People interested in the cryptocurrency industry should be aware of the terminology used in this environment in order to make informed investment decisions. [There are a variety of acceptable terms for cryptocurrency that people interested in the industry should know in order to make informed investment decisions.] Sometimes it can be challenging to distinguish between terms, especially when they are often incorrectly used interchangeably. In this article, we will look at the difference between coin and token.
WHAT ARE COINS?

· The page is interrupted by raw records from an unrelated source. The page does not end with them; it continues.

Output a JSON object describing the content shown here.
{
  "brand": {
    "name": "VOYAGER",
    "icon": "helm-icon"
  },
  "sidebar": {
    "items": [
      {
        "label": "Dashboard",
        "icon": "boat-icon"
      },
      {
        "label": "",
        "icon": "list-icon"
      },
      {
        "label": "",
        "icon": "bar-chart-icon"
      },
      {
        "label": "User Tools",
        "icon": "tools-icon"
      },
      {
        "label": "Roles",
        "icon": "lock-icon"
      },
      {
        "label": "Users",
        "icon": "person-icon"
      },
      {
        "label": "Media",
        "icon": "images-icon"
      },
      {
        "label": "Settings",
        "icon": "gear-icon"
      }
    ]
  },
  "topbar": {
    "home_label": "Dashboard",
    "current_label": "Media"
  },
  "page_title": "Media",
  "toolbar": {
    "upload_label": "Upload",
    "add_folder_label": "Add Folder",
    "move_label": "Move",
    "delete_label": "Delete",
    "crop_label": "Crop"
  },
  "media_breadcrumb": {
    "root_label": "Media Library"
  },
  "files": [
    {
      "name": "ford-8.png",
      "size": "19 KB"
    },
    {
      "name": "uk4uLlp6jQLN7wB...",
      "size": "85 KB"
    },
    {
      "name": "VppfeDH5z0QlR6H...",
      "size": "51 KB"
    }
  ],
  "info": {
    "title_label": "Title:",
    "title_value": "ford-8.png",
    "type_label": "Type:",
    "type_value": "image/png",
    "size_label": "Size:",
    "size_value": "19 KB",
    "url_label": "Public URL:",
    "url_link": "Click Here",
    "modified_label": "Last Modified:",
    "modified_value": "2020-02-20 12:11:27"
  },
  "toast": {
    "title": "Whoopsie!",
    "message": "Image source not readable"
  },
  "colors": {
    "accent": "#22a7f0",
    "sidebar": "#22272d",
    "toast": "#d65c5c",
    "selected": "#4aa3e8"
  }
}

Let’s start off with coins. This is perhaps the most liberally used word in the world of digital currencies. Coin refers to a form of currency that’s held digitally. This digital money is kept secure using encryption, which is the process of converting meaningful information into a secret code. Bitcoin is the most famous example of a coin. It has the same characteristics as money: easily exchangeable, divisible, secure against counterfeit, and has a limited supply. These characteristics allow for Bitcoin, or any altcoin, to inherently have value and act as a medium of exchange.It is important to note that coins do not perform any function besides acting as money. They are sent, received, mined, and held on a public blockchain. Basically, coins cannot function specifically, but only as a general measure of value. Similar to how dollars can be exchanged for nearly any good or service available, coins can be exchanged for specific items, but the possibilities are general, not specific.